Julie also supports a YIT (Youth in Transition) advocate to her HT/SE team, this individual provides short term case management to young people who are at risk of, involved in, or exiting sexually exploitative circumstances and who have direct involvement in the Child Welfare systems.

Julie worked as a Sexual Health Educator/Counsellor at The House-Community Health Centre before joining Covenant House 18 years ago. She is an accredited Ontario teacher and holds a Bachelors of Education from University of Toronto and a Masters of Education in Gender Studies from University of London, England.

Michèle Anderson has more than 25 years experience working with young survivors of human trafficking and sexual exploitation at Covenant House.

As an Advocate, Michele is responsible for providing case management services to survivors. This includes identification, crisis management, interventions and after care, as well as legal/ court support. She also provides parent consultations to those who have been impacted by this issue.

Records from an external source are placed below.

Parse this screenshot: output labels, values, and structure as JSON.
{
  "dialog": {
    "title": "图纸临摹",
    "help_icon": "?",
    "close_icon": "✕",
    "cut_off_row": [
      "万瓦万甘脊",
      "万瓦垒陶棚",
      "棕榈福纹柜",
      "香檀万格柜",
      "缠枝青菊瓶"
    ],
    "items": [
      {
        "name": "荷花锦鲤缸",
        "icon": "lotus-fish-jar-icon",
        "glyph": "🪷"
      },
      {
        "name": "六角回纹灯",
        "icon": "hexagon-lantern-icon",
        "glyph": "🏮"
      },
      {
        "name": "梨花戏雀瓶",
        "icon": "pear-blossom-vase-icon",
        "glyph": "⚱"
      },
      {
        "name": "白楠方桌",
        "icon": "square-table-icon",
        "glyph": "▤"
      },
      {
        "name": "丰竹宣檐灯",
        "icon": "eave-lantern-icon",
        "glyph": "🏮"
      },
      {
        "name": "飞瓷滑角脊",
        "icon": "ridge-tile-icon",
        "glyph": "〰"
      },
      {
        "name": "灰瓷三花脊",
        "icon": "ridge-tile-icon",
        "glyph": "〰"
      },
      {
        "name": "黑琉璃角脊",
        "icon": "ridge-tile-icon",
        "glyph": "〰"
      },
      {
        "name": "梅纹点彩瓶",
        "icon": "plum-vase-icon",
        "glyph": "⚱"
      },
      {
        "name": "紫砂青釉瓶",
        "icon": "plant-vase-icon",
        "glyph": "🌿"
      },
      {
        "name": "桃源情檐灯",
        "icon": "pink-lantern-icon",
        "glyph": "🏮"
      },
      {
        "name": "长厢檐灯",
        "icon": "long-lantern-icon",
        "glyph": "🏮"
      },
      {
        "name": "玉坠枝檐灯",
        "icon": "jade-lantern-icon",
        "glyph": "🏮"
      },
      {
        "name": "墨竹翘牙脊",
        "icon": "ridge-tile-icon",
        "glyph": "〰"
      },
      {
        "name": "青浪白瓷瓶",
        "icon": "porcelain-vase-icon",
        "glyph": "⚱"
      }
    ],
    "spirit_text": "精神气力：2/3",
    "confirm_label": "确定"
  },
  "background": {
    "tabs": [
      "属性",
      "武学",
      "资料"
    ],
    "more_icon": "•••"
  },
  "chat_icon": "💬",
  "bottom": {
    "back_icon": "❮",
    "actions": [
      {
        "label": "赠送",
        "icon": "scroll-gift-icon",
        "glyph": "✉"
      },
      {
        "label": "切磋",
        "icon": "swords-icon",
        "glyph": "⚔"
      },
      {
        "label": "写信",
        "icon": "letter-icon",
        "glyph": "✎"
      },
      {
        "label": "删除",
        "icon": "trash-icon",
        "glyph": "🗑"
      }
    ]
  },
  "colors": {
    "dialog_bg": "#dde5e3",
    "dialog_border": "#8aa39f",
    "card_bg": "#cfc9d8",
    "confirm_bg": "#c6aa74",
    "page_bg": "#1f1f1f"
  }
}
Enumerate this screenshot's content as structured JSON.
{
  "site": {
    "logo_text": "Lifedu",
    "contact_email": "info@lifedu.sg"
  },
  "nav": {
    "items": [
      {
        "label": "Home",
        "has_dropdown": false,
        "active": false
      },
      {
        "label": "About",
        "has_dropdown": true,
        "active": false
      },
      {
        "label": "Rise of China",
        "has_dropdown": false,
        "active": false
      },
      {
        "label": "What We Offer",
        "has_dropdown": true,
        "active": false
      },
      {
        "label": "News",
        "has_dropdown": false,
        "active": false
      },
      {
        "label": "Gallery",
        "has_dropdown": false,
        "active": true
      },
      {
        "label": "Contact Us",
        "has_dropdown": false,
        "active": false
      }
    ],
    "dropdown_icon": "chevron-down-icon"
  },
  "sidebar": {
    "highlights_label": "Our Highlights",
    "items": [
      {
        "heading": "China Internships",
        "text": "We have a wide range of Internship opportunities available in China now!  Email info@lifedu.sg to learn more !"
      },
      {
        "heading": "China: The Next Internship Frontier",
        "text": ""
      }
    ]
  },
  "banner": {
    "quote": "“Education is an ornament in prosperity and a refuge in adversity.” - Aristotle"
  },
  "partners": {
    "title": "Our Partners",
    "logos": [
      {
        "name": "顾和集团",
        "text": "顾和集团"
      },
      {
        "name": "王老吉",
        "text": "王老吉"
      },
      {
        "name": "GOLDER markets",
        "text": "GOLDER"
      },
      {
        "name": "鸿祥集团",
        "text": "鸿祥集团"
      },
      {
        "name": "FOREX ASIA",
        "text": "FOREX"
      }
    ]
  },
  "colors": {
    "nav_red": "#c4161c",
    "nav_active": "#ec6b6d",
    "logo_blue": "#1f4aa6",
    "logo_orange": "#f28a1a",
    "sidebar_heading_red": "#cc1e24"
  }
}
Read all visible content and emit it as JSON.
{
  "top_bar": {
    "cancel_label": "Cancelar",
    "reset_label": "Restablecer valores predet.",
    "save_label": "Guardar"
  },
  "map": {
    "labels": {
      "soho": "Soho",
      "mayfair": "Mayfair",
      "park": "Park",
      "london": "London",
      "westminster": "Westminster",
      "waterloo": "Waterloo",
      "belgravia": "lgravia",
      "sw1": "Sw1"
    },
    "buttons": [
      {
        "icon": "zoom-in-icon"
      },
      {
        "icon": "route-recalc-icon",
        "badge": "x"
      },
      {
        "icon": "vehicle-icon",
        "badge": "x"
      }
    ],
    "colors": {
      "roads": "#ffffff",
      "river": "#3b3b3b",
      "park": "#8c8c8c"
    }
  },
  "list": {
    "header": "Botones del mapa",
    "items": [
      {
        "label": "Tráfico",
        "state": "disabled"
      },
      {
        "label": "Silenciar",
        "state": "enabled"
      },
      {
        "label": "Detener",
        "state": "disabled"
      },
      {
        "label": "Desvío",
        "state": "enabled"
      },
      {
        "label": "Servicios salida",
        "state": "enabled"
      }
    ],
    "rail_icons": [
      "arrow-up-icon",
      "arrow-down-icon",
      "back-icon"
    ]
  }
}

Additionally, Michèle speaks at local and national anti-trafficking forums and provides training sessions to a variety of audiences including municipal bylaw enforcement staff, Ministry of Children and Youth Services, Ministry of the Attorney General, Canada Boarder Services, teachers, medical staff and police.

Michèle works collaboratively with community partners across the city, province and country. She is a member of the Toronto Police Services Sexual Assault Advisory Committee , the Victim Services 24/7 Response Table, as well as others. She contributed to the Ontario Coalition Research Initiative on the Incidence of Human Trafficking in Ontario and Justice Canadas Forum on Forced Marriage.

Michèle was instrumental in supporting the survivors involved in Torontos first human trafficking conviction in 2014. In 2015, in recognition of her work in this field, she was honoured with the Ontario Attorney Generals Victim Services Awards of Distinction.